Dialysis access and graft declotting
Angioplasty and vascular stenting
Dialysis is a process used to treat patients whose kidneys are not working properly. It involves a special machine and tubing that removes blood from the body, cleanses it of waste and extra fluid and then returns it back to the body.
To undergo dialysis, a physician first creates access to a patient’s blood vessel using one of three methods:
- a fistula, which is made by joining together an artery and vein to make a bigger high-flow blood vessel. At LVI, we use two minimally invasive endovascular techniques for fistula creation—WaveLinQ and Ellipsys.
- a graft, in which a soft plastic tube is placed between an artery and a vein, creating an artificial high-flow blood vessel.
- rencatheter access, in which a narrow plastic tube is inserted into a large vein in the neck.
When fistulas and grafts become clogged or narrowed, which can prevent a patient from undergoing dialysis, interventional radiologists use two image-guided interventions to fix the problem:
- Catheter-directed thrombolysis, which dissolves blood clots that build up in fistulas and grafts by injecting a medicine.
- Angioplasty and vascular stenting, which uses mechanical devices, such as a balloon, to open fistulas and grafts and helps them remain open with a small implantable wire mesh tube called a stent.
Dialysis Access and Graft Declotting – Preparation Instructions
- You should report to your doctor all medications that you are taking—including herbal supplements—and if you have any allergies, especially to local anesthetic, medications, general anesthesia or to contrast materials (also known as “dye” or “x-ray dye”).

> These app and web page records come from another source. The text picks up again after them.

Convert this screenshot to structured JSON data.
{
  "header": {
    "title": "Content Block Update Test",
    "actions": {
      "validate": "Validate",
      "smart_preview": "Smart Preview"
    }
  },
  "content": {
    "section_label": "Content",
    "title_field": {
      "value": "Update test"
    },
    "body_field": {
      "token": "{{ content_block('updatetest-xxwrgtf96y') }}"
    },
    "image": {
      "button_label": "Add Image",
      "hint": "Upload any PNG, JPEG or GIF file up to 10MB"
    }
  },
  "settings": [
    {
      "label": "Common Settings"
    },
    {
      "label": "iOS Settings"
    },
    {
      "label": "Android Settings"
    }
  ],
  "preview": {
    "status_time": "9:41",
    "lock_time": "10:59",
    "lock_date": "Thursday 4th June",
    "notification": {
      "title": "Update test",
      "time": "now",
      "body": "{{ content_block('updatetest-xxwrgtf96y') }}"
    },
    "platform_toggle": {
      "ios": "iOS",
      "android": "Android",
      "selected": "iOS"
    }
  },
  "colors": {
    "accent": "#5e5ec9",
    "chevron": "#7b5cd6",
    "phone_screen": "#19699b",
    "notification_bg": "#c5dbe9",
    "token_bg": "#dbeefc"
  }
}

- Your physician may advise you to stop taking aspirin, nonsteroidal anti-inflammatory drugs (NSAIDs) or a blood thinner for a specified period of time before your procedure. Also inform your doctor about recent illnesses or other medical conditions.
- Women should always inform their physician and x-ray technologist if there is any possibility that they are pregnant. Many imaging tests are not performed during pregnancy so as not to expose the fetus to radiation. If an x-ray is necessary, precautions will be taken to minimize radiation exposure to the baby.
- In most cases, you may take your usual medications, especially blood pressure medications. These may be taken with some water in the morning before your procedure.
- You may be instructed to not eat or drink anything for several hours before your procedure.
- You will be given a gown to wear during the procedure.